- [Excerpts from an interface dataset]:
..........

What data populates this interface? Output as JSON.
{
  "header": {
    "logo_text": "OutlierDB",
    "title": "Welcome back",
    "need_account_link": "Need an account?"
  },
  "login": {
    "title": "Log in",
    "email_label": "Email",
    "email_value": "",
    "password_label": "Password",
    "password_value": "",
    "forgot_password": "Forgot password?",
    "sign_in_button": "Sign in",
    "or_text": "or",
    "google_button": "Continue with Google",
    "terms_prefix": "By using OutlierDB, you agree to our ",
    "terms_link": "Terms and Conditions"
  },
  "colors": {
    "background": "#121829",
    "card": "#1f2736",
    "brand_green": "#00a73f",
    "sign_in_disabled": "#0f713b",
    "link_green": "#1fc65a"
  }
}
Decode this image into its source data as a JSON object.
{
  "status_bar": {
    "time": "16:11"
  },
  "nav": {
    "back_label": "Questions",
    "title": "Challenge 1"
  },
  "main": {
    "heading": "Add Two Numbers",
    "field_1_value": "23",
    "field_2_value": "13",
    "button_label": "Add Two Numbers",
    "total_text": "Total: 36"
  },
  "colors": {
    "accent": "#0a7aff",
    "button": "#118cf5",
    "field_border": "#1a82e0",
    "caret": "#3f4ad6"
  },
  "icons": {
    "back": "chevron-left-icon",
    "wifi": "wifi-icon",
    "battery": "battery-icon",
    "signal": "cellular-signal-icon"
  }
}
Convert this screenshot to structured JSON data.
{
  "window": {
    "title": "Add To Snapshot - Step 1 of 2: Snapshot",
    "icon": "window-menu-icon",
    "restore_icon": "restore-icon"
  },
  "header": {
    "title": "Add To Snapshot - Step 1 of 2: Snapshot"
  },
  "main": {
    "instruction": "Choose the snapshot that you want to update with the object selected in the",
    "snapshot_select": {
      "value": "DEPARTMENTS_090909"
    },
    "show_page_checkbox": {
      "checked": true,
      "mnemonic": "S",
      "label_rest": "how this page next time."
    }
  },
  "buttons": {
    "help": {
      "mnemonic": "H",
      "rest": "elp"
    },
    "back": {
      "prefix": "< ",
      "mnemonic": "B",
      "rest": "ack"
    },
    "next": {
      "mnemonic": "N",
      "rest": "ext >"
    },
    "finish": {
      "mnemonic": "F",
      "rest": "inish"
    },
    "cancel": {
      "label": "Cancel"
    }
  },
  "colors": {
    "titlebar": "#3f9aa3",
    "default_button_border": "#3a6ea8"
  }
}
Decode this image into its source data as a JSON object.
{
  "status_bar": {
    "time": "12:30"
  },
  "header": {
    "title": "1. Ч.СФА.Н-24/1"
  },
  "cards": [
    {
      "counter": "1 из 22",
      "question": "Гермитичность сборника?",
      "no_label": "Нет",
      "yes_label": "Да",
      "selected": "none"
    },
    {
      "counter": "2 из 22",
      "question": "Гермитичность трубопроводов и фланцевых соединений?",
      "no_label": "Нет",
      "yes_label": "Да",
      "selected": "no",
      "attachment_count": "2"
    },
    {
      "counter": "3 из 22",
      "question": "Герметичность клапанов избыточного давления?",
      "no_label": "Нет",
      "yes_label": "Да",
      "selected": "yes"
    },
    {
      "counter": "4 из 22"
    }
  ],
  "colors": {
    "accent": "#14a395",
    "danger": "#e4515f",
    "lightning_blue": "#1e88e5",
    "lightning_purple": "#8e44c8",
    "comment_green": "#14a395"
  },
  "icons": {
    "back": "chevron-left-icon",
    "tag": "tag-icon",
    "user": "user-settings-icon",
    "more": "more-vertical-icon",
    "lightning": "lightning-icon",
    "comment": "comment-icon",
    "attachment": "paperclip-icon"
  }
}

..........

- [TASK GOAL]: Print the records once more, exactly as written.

- [REPLY TO THE EXERCISE]:
What data populates this interface? Output as JSON.
{
  "header": {
    "logo_text": "OutlierDB",
    "title": "Welcome back",
    "need_account_link": "Need an account?"
  },
  "login": {
    "title": "Log in",
    "email_label": "Email",
    "email_value": "",
    "password_label": "Password",
    "password_value": "",
    "forgot_password": "Forgot password?",
    "sign_in_button": "Sign in",
    "or_text": "or",
    "google_button": "Continue with Google",
    "terms_prefix": "By using OutlierDB, you agree to our ",
    "terms_link": "Terms and Conditions"
  },
  "colors": {
    "background": "#121829",
    "card": "#1f2736",
    "brand_green": "#00a73f",
    "sign_in_disabled": "#0f713b",
    "link_green": "#1fc65a"
  }
}
Decode this image into its source data as a JSON object.
{
  "status_bar": {
    "time": "16:11"
  },
  "nav": {
    "back_label": "Questions",
    "title": "Challenge 1"
  },
  "main": {
    "heading": "Add Two Numbers",
    "field_1_value": "23",
    "field_2_value": "13",
    "button_label": "Add Two Numbers",
    "total_text": "Total: 36"
  },
  "colors": {
    "accent": "#0a7aff",
    "button": "#118cf5",
    "field_border": "#1a82e0",
    "caret": "#3f4ad6"
  },
  "icons": {
    "back": "chevron-left-icon",
    "wifi": "wifi-icon",
    "battery": "battery-icon",
    "signal": "cellular-signal-icon"
  }
}
Convert this screenshot to structured JSON data.
{
  "window": {
    "title": "Add To Snapshot - Step 1 of 2: Snapshot",
    "icon": "window-menu-icon",
    "restore_icon": "restore-icon"
  },
  "header": {
    "title": "Add To Snapshot - Step 1 of 2: Snapshot"
  },
  "main": {
    "instruction": "Choose the snapshot that you want to update with the object selected in the",
    "snapshot_select": {
      "value": "DEPARTMENTS_090909"
    },
    "show_page_checkbox": {
      "checked": true,
      "mnemonic": "S",
      "label_rest": "how this page next time."
    }
  },
  "buttons": {
    "help": {
      "mnemonic": "H",
      "rest": "elp"
    },
    "back": {
      "prefix": "< ",
      "mnemonic": "B",
      "rest": "ack"
    },
    "next": {
      "mnemonic": "N",
      "rest": "ext >"
    },
    "finish": {
      "mnemonic": "F",
      "rest": "inish"
    },
    "cancel": {
      "label": "Cancel"
    }
  },
  "colors": {
    "titlebar": "#3f9aa3",
    "default_button_border": "#3a6ea8"
  }
}
Decode this image into its source data as a JSON object.
{
  "status_bar": {
    "time": "12:30"
  },
  "header": {
    "title": "1. Ч.СФА.Н-24/1"
  },
  "cards": [
    {
      "counter": "1 из 22",
      "question": "Гермитичность сборника?",
      "no_label": "Нет",
      "yes_label": "Да",
      "selected": "none"
    },
    {
      "counter": "2 из 22",
      "question": "Гермитичность трубопроводов и фланцевых соединений?",
      "no_label": "Нет",
      "yes_label": "Да",
      "selected": "no",
      "attachment_count": "2"
    },
    {
      "counter": "3 из 22",
      "question": "Герметичность клапанов избыточного давления?",
      "no_label": "Нет",
      "yes_label": "Да",
      "selected": "yes"
    },
    {
      "counter": "4 из 22"
    }
  ],
  "colors": {
    "accent": "#14a395",
    "danger": "#e4515f",
    "lightning_blue": "#1e88e5",
    "lightning_purple": "#8e44c8",
    "comment_green": "#14a395"
  },
  "icons": {
    "back": "chevron-left-icon",
    "tag": "tag-icon",
    "user": "user-settings-icon",
    "more": "more-vertical-icon",
    "lightning": "lightning-icon",
    "comment": "comment-icon",
    "attachment": "paperclip-icon"
  }
}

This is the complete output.